SOURCE DATA:
_ _ _ _

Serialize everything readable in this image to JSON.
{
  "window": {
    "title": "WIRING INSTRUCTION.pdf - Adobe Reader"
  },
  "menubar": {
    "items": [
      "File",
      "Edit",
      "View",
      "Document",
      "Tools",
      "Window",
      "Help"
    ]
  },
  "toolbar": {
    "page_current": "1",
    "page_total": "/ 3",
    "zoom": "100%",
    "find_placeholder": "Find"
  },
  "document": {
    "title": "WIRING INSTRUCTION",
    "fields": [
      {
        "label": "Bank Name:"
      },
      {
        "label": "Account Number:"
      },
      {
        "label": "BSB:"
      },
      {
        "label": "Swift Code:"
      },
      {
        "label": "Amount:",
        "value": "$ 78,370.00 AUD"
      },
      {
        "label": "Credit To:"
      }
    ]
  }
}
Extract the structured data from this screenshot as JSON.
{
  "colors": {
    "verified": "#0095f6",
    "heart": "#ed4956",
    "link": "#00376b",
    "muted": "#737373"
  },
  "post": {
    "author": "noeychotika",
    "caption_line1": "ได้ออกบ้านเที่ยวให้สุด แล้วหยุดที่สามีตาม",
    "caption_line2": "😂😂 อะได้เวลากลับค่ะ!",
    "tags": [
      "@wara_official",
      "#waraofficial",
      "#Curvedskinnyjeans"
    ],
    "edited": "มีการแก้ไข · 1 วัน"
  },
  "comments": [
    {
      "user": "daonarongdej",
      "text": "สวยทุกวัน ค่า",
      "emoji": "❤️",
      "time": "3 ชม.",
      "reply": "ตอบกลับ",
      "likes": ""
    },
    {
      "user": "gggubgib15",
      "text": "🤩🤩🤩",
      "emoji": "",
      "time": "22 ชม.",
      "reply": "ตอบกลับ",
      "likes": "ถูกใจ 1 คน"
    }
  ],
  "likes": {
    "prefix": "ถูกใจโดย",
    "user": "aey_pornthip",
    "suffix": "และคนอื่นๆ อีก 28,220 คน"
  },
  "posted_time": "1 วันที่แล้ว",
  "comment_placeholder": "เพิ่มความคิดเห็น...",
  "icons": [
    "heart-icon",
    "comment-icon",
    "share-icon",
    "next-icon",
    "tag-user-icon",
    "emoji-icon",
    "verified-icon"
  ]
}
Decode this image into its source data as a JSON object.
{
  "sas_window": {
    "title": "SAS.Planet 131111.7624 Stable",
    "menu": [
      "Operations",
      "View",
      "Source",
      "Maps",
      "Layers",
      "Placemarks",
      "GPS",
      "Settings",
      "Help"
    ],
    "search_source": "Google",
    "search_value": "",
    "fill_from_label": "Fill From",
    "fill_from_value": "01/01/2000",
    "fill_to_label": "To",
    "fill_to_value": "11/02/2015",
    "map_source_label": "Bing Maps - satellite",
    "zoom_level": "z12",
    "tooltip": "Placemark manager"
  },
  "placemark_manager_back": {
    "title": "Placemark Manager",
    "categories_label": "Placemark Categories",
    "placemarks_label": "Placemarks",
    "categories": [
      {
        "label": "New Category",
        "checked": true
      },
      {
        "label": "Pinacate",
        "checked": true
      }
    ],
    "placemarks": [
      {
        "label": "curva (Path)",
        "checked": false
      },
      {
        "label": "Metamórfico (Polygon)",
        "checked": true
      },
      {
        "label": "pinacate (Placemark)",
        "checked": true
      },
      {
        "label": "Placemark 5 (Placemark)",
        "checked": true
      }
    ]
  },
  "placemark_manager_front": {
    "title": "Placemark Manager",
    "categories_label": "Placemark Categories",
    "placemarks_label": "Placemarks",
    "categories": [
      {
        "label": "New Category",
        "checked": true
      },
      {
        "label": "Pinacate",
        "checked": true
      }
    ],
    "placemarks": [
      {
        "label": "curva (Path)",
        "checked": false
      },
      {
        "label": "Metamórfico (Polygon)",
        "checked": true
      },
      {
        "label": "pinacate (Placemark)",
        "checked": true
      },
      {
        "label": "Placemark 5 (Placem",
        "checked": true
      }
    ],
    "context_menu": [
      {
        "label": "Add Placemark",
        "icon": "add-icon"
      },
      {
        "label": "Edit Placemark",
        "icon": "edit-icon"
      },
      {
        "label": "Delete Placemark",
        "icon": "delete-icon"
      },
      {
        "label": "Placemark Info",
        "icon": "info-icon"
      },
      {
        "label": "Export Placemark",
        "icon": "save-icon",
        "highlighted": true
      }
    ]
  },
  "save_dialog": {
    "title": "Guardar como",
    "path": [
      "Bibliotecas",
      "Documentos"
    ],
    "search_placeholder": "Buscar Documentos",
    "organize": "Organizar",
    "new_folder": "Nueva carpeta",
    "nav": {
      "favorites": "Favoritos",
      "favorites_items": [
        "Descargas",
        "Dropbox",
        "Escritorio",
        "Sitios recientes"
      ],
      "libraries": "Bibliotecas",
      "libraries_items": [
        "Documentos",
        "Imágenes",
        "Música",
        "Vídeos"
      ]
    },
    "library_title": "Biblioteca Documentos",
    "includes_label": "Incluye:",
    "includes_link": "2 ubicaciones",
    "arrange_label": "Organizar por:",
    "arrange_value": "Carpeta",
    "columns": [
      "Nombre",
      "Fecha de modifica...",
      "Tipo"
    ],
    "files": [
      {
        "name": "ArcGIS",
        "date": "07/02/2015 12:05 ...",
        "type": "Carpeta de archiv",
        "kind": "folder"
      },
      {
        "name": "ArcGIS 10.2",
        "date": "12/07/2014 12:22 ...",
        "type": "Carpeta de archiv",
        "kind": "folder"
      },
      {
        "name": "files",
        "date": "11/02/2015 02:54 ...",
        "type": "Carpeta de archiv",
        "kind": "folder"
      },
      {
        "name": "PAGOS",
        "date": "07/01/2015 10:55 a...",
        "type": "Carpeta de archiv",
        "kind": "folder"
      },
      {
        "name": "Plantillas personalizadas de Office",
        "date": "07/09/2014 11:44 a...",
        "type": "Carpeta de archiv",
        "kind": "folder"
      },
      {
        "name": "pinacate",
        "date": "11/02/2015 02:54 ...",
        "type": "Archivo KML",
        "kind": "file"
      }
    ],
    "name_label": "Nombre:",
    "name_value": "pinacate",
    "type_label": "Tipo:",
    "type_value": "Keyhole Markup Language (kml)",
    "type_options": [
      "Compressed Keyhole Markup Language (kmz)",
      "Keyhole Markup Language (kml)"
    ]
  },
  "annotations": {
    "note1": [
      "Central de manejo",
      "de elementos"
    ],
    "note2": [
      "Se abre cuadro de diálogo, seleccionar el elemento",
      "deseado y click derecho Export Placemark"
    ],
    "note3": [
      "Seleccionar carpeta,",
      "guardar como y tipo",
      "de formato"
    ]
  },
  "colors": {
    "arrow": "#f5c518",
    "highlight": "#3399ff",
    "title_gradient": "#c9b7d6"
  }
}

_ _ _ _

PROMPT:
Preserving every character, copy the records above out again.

YOUR SOLUTION:
Serialize everything readable in this image to JSON.
{
  "window": {
    "title": "WIRING INSTRUCTION.pdf - Adobe Reader"
  },
  "menubar": {
    "items": [
      "File",
      "Edit",
      "View",
      "Document",
      "Tools",
      "Window",
      "Help"
    ]
  },
  "toolbar": {
    "page_current": "1",
    "page_total": "/ 3",
    "zoom": "100%",
    "find_placeholder": "Find"
  },
  "document": {
    "title": "WIRING INSTRUCTION",
    "fields": [
      {
        "label": "Bank Name:"
      },
      {
        "label": "Account Number:"
      },
      {
        "label": "BSB:"
      },
      {
        "label": "Swift Code:"
      },
      {
        "label": "Amount:",
        "value": "$ 78,370.00 AUD"
      },
      {
        "label": "Credit To:"
      }
    ]
  }
}
Extract the structured data from this screenshot as JSON.
{
  "colors": {
    "verified": "#0095f6",
    "heart": "#ed4956",
    "link": "#00376b",
    "muted": "#737373"
  },
  "post": {
    "author": "noeychotika",
    "caption_line1": "ได้ออกบ้านเที่ยวให้สุด แล้วหยุดที่สามีตาม",
    "caption_line2": "😂😂 อะได้เวลากลับค่ะ!",
    "tags": [
      "@wara_official",
      "#waraofficial",
      "#Curvedskinnyjeans"
    ],
    "edited": "มีการแก้ไข · 1 วัน"
  },
  "comments": [
    {
      "user": "daonarongdej",
      "text": "สวยทุกวัน ค่า",
      "emoji": "❤️",
      "time": "3 ชม.",
      "reply": "ตอบกลับ",
      "likes": ""
    },
    {
      "user": "gggubgib15",
      "text": "🤩🤩🤩",
      "emoji": "",
      "time": "22 ชม.",
      "reply": "ตอบกลับ",
      "likes": "ถูกใจ 1 คน"
    }
  ],
  "likes": {
    "prefix": "ถูกใจโดย",
    "user": "aey_pornthip",
    "suffix": "และคนอื่นๆ อีก 28,220 คน"
  },
  "posted_time": "1 วันที่แล้ว",
  "comment_placeholder": "เพิ่มความคิดเห็น...",
  "icons": [
    "heart-icon",
    "comment-icon",
    "share-icon",
    "next-icon",
    "tag-user-icon",
    "emoji-icon",
    "verified-icon"
  ]
}
Decode this image into its source data as a JSON object.
{
  "sas_window": {
    "title": "SAS.Planet 131111.7624 Stable",
    "menu": [
      "Operations",
      "View",
      "Source",
      "Maps",
      "Layers",
      "Placemarks",
      "GPS",
      "Settings",
      "Help"
    ],
    "search_source": "Google",
    "search_value": "",
    "fill_from_label": "Fill From",
    "fill_from_value": "01/01/2000",
    "fill_to_label": "To",
    "fill_to_value": "11/02/2015",
    "map_source_label": "Bing Maps - satellite",
    "zoom_level": "z12",
    "tooltip": "Placemark manager"
  },
  "placemark_manager_back": {
    "title": "Placemark Manager",
    "categories_label": "Placemark Categories",
    "placemarks_label": "Placemarks",
    "categories": [
      {
        "label": "New Category",
        "checked": true
      },
      {
        "label": "Pinacate",
        "checked": true
      }
    ],
    "placemarks": [
      {
        "label": "curva (Path)",
        "checked": false
      },
      {
        "label": "Metamórfico (Polygon)",
        "checked": true
      },
      {
        "label": "pinacate (Placemark)",
        "checked": true
      },
      {
        "label": "Placemark 5 (Placemark)",
        "checked": true
      }
    ]
  },
  "placemark_manager_front": {
    "title": "Placemark Manager",
    "categories_label": "Placemark Categories",
    "placemarks_label": "Placemarks",
    "categories": [
      {
        "label": "New Category",
        "checked": true
      },
      {
        "label": "Pinacate",
        "checked": true
      }
    ],
    "placemarks": [
      {
        "label": "curva (Path)",
        "checked": false
      },
      {
        "label": "Metamórfico (Polygon)",
        "checked": true
      },
      {
        "label": "pinacate (Placemark)",
        "checked": true
      },
      {
        "label": "Placemark 5 (Placem",
        "checked": true
      }
    ],
    "context_menu": [
      {
        "label": "Add Placemark",
        "icon": "add-icon"
      },
      {
        "label": "Edit Placemark",
        "icon": "edit-icon"
      },
      {
        "label": "Delete Placemark",
        "icon": "delete-icon"
      },
      {
        "label": "Placemark Info",
        "icon": "info-icon"
      },
      {
        "label": "Export Placemark",
        "icon": "save-icon",
        "highlighted": true
      }
    ]
  },
  "save_dialog": {
    "title": "Guardar como",
    "path": [
      "Bibliotecas",
      "Documentos"
    ],
    "search_placeholder": "Buscar Documentos",
    "organize": "Organizar",
    "new_folder": "Nueva carpeta",
    "nav": {
      "favorites": "Favoritos",
      "favorites_items": [
        "Descargas",
        "Dropbox",
        "Escritorio",
        "Sitios recientes"
      ],
      "libraries": "Bibliotecas",
      "libraries_items": [
        "Documentos",
        "Imágenes",
        "Música",
        "Vídeos"
      ]
    },
    "library_title": "Biblioteca Documentos",
    "includes_label": "Incluye:",
    "includes_link": "2 ubicaciones",
    "arrange_label": "Organizar por:",
    "arrange_value": "Carpeta",
    "columns": [
      "Nombre",
      "Fecha de modifica...",
      "Tipo"
    ],
    "files": [
      {
        "name": "ArcGIS",
        "date": "07/02/2015 12:05 ...",
        "type": "Carpeta de archiv",
        "kind": "folder"
      },
      {
        "name": "ArcGIS 10.2",
        "date": "12/07/2014 12:22 ...",
        "type": "Carpeta de archiv",
        "kind": "folder"
      },
      {
        "name": "files",
        "date": "11/02/2015 02:54 ...",
        "type": "Carpeta de archiv",
        "kind": "folder"
      },
      {
        "name": "PAGOS",
        "date": "07/01/2015 10:55 a...",
        "type": "Carpeta de archiv",
        "kind": "folder"
      },
      {
        "name": "Plantillas personalizadas de Office",
        "date": "07/09/2014 11:44 a...",
        "type": "Carpeta de archiv",
        "kind": "folder"
      },
      {
        "name": "pinacate",
        "date": "11/02/2015 02:54 ...",
        "type": "Archivo KML",
        "kind": "file"
      }
    ],
    "name_label": "Nombre:",
    "name_value": "pinacate",
    "type_label": "Tipo:",
    "type_value": "Keyhole Markup Language (kml)",
    "type_options": [
      "Compressed Keyhole Markup Language (kmz)",
      "Keyhole Markup Language (kml)"
    ]
  },
  "annotations": {
    "note1": [
      "Central de manejo",
      "de elementos"
    ],
    "note2": [
      "Se abre cuadro de diálogo, seleccionar el elemento",
      "deseado y click derecho Export Placemark"
    ],
    "note3": [
      "Seleccionar carpeta,",
      "guardar como y tipo",
      "de formato"
    ]
  },
  "colors": {
    "arrow": "#f5c518",
    "highlight": "#3399ff",
    "title_gradient": "#c9b7d6"
  }
}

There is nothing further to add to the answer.